You think when you walk together through the everyday hardships and through tragedy, and you come out on the other side, that being family, belonging to each other, will never end. Neale's and my relationship did end after seven years. It ended for a lot of reasons, but we both agreed that it did not end because of anything that had to do with race. Every intimate encounter transforms, some more than others. When the encounter is over, the changes that have taken place remain. Over time their edges become rounded, and they are, perhaps, less visible, but they are there.

Neale expanded my world in so many ways through literature, music, and intimate acquaintance with people I might otherwise never have met. She expanded it, too, by giving me the feeling of belonging, so that in my classroom, I felt as if somehow my Black students and I were knit together by bonds that no one but me knew existed. Although I am no longer in an interracial relationship, feelings of belonging did not simply end when the relationship did. The feelings of having been "established as if native" in a group other than my birth group are still with me. They show up at times, but only inside me now, most of the time unbeknownst to the people around me, Black, White or Brown.

Something clutched up inside me when I gave Tineesha that failing grade. I experienced the zig of being the teacher, the one in authority, the one obligated to hold all my students accountable. On top of that, I was acutely aware that my skin says, "White."

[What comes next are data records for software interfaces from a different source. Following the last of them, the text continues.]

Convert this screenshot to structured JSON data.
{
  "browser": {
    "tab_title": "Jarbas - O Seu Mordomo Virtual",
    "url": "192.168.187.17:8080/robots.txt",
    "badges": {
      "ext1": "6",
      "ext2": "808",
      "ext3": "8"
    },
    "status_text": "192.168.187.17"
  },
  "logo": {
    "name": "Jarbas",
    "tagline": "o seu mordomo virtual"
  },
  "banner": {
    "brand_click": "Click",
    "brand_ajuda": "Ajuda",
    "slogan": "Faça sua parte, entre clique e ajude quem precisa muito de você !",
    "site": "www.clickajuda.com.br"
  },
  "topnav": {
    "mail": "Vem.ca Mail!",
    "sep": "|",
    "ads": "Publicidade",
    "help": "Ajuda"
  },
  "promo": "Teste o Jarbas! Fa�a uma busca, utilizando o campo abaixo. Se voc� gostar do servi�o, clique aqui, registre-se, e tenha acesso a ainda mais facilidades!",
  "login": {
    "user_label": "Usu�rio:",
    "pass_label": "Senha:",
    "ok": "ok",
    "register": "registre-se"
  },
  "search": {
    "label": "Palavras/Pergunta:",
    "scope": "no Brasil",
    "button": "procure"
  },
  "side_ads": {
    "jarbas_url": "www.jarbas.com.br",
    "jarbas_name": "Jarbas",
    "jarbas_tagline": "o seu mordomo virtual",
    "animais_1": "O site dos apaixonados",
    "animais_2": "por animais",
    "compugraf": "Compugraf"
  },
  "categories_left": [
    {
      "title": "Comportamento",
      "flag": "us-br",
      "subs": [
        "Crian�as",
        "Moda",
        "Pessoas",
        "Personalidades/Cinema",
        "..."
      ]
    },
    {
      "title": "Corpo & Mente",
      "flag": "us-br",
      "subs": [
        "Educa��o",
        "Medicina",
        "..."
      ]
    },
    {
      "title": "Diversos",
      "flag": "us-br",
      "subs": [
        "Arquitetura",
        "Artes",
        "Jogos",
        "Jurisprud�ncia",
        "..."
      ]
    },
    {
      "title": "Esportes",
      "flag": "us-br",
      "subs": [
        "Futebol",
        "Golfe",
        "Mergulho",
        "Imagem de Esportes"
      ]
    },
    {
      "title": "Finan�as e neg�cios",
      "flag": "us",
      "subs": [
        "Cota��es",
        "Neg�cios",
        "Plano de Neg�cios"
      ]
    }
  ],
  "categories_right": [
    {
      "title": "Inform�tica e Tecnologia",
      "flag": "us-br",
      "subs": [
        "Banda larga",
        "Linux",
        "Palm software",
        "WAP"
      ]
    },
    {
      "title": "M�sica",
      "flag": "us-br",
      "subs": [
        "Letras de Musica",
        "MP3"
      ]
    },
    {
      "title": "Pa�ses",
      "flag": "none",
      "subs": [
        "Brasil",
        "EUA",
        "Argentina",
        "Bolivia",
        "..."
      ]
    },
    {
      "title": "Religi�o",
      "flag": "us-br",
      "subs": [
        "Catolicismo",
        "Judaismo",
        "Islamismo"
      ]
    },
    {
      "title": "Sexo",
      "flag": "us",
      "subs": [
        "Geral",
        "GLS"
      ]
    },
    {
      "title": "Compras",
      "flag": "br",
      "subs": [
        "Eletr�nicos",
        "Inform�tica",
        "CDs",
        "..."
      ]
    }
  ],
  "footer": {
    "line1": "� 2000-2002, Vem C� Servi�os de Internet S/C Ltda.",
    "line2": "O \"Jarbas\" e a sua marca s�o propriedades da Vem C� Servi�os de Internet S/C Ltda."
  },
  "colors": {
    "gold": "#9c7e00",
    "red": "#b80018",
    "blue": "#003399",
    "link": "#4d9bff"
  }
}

I also experienced the zag of my naturalized self. I'm not suggesting that, by a process of naturalization, I have somehow become the opposite of an Oreo. What would that be, anyway? It turns out that Nabisco now makes a White Fudge Covered Oreo—white on the outside, two layers of black, and a core of white. But I wouldn't for a minute claim that any part of me is Black on the inside. Rather, I've had to admit to myself that I want for my Black students, more than any of the others, that they do themselves proud, do us all proud, be on time, not do anything that would give anyone around them the slightest excuse for believing in stereotypes. I know that when I express this desire, I expose myself as someone asking near perfection of them. I know that doing so is a completely unfair expectation, even a form of discrimination.

Most of the African American students I've taught, like Tineesha, have been female. Despite my admission, what remains of my naturalization makes me long to say to them with gentleness and fierceness what Black poet Lucille Clifton wrote to her daughters:

i command you to be
good runners to go with grace
go well in the dark and
make for high ground
my dearest girls
my girls my more than me…
I want for my Black female students, "my dearest girls," what I want for my own daughter, who is not Black: that they be "my girls my more than me," that they settle for nothing less. And I am silenced, because my naturalized self lies so far beneath the surface that it cannot be seen or heard. Yet I am quite sure that these are the words, or something very like them, that Neale would say if she could take my place for a moment


© Anna Redsand, 2024. All Rights Reserved.


This is the final installment of "Naturalization," which was first published in Clockhourse and was notable in Best American Essays 2014.

On Friday, 3/29/24 the first enstallment of "A Good Stranger" will post..

Be the first to comment